"Why aren't you dressed?" I scold the kids as one lolls in bed and the other reads a book. "We're running late. Let's get going!"
Then I remind myself that one of the reasons we're running late is because I hit the snooze alarm once too often. Well, yeah, I tell myself, but at least I get myself ready quickly.
"Why can't you put away your things?" I moan, seeing the pajamas on the floor, the books slipping off their shelves and the toy accessories lying under the desk.
Then I walk into the living room, where unread newspapers cover one end table and a pair of my earrings lie on the other. Oops, I think. I'll put those away right after lunch.
"You can't find your new Lego figure?" I sigh. "I've told you so many times to put them in the box when you're not playing with them. Keep things in their place and they won't get lost."
Then I sit down at my computer desk, where papers spill out of every cubbyhole and I can't find the schedule I printed out the other day. I'll find it eventually, I tell myself. It's got to be here somewhere.
"No, you can't skip your homework today and make up for it tomorrow," I snap after watching them dawdle and play for half an hour without opening a notebook. "It's important to keep good study habits. Just get the job done now and you won't have to worry about it."
Then I look at the mail basket with its pile of unopened letters and bills. I'll get to them later, I promise myself - after I do other important things first.
Several times during Yom Kippur, the Jewish Day of Atonement, the congregation confesses as one a list of sins ranging from slander and false dealings to haughtiness and impudence. For all these things, we pray, forgive us, pardon us, grant us atonement.

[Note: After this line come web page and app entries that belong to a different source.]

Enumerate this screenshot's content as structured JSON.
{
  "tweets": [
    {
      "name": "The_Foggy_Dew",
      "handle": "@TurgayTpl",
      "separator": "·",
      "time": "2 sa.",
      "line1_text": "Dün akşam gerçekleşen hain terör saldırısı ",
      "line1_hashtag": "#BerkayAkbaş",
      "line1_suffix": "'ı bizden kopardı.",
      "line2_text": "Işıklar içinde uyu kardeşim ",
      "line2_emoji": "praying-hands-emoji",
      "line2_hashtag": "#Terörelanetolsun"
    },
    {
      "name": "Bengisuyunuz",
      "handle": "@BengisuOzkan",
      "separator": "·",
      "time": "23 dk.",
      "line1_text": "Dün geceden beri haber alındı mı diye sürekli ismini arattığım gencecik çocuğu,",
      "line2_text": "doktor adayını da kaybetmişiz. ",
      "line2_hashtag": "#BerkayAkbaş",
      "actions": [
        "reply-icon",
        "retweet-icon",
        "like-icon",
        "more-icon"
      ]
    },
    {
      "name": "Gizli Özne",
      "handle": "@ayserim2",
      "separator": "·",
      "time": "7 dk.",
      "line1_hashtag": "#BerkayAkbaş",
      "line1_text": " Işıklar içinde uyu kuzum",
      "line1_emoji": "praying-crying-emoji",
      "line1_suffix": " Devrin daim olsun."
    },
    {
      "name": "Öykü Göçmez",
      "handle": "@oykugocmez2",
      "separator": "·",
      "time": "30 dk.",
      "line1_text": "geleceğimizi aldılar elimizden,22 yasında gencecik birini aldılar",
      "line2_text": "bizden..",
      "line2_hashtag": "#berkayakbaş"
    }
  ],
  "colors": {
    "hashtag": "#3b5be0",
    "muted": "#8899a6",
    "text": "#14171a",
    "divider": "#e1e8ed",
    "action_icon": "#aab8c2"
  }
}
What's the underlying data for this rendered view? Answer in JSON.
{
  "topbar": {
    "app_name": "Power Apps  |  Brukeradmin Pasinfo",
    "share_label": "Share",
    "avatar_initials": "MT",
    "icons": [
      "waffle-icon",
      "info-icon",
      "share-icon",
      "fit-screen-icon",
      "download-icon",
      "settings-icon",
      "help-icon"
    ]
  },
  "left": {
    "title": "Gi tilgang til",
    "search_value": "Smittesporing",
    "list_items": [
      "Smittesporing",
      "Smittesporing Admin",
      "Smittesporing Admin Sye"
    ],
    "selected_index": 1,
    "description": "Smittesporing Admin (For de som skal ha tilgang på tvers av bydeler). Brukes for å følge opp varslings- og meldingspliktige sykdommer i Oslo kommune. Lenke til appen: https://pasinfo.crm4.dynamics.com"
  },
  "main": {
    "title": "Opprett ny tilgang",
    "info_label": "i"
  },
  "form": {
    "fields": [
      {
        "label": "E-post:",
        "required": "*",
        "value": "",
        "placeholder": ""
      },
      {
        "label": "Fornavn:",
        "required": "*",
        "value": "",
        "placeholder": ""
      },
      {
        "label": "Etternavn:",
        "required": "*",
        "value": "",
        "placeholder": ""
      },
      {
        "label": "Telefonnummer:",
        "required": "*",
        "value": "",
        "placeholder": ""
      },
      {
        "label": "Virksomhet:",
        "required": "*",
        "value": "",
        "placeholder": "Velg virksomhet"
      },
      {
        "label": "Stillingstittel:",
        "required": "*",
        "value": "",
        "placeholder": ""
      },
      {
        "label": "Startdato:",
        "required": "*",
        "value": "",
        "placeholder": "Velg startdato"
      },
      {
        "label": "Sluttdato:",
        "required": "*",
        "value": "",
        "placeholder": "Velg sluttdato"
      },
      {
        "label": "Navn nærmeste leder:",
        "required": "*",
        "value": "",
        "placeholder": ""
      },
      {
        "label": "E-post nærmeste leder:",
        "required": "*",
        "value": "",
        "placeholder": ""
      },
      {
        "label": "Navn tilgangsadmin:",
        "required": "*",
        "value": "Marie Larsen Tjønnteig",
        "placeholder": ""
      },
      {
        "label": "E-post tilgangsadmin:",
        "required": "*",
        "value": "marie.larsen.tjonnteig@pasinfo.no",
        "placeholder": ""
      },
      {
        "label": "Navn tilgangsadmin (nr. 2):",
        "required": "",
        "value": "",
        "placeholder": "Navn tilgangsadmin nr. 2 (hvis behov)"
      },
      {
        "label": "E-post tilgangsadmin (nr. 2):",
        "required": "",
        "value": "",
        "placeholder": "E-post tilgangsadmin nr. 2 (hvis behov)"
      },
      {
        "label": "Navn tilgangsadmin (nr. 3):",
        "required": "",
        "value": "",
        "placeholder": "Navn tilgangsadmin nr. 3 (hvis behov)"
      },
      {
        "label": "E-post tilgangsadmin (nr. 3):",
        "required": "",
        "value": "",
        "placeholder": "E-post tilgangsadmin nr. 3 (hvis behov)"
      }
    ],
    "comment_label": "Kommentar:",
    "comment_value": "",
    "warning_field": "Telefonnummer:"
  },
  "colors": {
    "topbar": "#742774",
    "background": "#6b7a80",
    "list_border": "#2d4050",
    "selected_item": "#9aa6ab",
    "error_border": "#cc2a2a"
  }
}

In the Reform liturgy, the list also includes this doozy: "For condemning in our children the faults we excuse in ourselves."
Guilty as charged.
(And whaddya wanna bet my two little pitchers secretly think the same thing?)
I think it's time to set up a Momsperiment in which I clean up my own act and see whether setting a better example makes the kids more willing to follow it. Anyone have any anecdotes to share along those lines?